Commentary: Are We Better Off Today? It Depends On Who You Ask
For years, many people subscribed to the idea that progress in society was inevitable. But in today’s world, the question of whether we are better off than our parents were has become increasingly difficult to answer. And as Fresno State Philosophy Professor Andrew Fiala suggests in this edition of FM89’s commentary series The Moral Is, it all depends on your point of view.
Most Americans appear to think that the U.S is in decline. A recent Wall Street Journal poll concluded that 76% of adults think that their kids will be worse off than they are. A leading pundit—the political scientist Francis Fukuyama—recently published an article with the simple title, “America in Decay.”
There are a lot of bad things going on: riots, wars, plagues, and droughts. And it often seems that our politicians are busy fiddling while Rome burns or the icecaps melt. This can appear to be downright Biblical. Indeed, some blame our ills on the demise of organized religion. Others will claim the reverse: that religious fanaticism is still a problem to be overcome.
And therein lies the problem. One person’s portent of decline can be another person’s harbinger of progress. That’s why we should be careful in making such global historical pronouncements. Indeed, Fukuyama—who says that America is in decay—should know better. He once famously pronounced that with the end of the Cold War, history had ended. But a lot has happened since 1989. If history teaches us anything, it’s that we ought to avoid prophetic declarations about history.
There is no fixed point of reference from which we could make grand historical judgments. Indeed, grand historical narratives that celebrate the triumph of one group or idea will appear callous and ridiculous from another point of view. Nomadic hunter-gatherers must have viewed the agricultural revolution as insane. The triumph of Roman civilization was a disaster for the Celts. The Luddites opposed the Industrial Revolution. The hearty American Pioneers were viewed as conquering barbarians by Native Americans. The winners write the history and the losers grouse.
The supposed decay of American values appears so only from a limited vantage point. The world is much better now for women, non-Whites, and homosexuals than it was in the 19th Century. Our climate is heating up but we can travel easily to the far reaches of the globe. Crimes rates have fallen but our prisons are full. Are we better off?

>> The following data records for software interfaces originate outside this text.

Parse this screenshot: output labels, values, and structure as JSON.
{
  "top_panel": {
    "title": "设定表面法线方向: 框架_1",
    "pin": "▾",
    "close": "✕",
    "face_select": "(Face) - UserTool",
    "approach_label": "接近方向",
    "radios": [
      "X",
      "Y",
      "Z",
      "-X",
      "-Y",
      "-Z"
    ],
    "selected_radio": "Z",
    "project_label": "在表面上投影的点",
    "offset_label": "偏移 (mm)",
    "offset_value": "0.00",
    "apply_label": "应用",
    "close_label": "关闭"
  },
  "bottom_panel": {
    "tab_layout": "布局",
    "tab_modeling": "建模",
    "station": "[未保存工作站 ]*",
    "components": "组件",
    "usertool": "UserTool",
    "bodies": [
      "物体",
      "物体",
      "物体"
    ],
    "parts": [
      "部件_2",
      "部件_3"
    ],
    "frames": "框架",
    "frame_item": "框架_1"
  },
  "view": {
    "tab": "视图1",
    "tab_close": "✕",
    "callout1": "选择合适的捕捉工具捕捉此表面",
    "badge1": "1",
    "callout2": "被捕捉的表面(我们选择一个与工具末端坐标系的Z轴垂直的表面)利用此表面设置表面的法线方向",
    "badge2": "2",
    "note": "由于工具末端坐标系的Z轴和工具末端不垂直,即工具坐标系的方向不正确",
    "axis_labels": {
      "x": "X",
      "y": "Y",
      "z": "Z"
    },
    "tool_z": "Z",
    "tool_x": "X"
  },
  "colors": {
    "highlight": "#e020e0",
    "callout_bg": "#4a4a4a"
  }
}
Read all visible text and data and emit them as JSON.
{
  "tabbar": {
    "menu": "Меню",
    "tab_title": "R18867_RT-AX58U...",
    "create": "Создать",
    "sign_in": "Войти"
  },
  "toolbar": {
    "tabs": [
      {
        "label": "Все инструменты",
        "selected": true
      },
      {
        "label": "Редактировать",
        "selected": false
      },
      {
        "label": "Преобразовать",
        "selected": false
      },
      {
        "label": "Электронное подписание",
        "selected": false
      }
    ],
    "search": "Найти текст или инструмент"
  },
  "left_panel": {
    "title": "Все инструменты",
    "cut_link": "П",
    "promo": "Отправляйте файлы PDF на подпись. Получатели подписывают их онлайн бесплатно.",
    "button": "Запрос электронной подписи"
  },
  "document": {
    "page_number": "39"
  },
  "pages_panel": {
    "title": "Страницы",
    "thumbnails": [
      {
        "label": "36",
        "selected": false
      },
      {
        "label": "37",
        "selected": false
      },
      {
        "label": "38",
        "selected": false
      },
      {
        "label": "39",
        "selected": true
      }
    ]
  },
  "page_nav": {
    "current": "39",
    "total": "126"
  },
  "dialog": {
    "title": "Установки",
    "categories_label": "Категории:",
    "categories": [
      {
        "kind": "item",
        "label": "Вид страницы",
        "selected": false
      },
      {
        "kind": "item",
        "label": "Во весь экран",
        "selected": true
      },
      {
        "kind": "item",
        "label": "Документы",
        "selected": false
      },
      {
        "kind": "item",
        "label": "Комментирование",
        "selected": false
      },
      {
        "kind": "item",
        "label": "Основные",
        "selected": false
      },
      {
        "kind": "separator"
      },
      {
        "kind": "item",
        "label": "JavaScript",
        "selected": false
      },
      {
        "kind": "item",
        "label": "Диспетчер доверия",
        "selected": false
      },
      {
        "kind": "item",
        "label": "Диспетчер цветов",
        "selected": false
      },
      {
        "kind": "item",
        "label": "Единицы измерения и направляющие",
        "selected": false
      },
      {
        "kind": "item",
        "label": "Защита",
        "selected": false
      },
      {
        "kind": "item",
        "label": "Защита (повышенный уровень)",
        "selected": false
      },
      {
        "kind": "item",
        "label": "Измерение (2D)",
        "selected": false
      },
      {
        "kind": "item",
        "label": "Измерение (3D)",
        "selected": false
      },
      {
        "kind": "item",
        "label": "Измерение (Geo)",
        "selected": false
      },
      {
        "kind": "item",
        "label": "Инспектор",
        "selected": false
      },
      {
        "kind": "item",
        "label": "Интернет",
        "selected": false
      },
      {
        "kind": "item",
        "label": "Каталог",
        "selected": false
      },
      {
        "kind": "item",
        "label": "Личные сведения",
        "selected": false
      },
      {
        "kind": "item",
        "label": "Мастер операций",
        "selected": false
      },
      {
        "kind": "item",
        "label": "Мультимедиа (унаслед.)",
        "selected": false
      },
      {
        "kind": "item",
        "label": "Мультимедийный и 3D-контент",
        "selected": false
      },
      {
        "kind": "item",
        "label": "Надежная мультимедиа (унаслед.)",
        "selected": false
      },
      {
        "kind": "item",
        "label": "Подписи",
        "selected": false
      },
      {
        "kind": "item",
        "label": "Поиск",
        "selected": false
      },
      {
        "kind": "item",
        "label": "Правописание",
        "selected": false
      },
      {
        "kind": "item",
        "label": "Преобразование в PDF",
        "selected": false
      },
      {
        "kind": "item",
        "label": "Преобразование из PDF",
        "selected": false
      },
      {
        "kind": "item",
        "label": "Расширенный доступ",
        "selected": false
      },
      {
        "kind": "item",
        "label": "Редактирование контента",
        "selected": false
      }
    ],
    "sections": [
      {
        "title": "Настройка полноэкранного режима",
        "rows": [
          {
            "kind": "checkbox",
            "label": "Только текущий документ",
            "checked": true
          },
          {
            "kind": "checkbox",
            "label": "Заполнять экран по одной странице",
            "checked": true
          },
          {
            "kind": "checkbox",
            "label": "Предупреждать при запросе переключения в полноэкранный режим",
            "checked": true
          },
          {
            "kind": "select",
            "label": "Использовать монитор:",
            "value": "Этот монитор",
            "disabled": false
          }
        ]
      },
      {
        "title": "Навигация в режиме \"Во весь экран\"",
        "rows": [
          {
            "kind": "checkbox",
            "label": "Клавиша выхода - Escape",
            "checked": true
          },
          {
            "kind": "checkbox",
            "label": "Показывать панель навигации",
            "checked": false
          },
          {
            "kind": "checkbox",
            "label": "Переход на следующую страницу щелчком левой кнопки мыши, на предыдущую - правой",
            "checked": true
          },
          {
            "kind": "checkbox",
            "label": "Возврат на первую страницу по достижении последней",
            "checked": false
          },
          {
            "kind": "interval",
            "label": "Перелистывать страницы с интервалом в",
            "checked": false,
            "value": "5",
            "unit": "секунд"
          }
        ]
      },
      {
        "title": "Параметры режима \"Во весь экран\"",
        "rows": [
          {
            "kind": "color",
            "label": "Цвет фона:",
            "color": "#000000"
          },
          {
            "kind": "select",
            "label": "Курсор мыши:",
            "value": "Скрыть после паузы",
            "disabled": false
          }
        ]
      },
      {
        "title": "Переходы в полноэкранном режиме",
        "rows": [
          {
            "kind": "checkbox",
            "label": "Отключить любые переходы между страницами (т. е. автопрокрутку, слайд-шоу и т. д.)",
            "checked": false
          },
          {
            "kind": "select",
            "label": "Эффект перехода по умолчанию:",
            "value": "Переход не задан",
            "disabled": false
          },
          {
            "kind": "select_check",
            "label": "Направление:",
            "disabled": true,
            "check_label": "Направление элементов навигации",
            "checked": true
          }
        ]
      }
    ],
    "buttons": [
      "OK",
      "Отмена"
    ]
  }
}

The question of whether we expect our children to be better is even harder to answer. One thing is certain, when our children arrive in the future their lives will be different. They will look at us and our old-fashioned values the same way that we look at the strange values of the Romans, Celts, Luddites, and Pioneers.
“Better or worse?” Well… that all depends on your point of view. We may not like the way things turn out for our children or their weird new values. But the future belongs to them—not to us.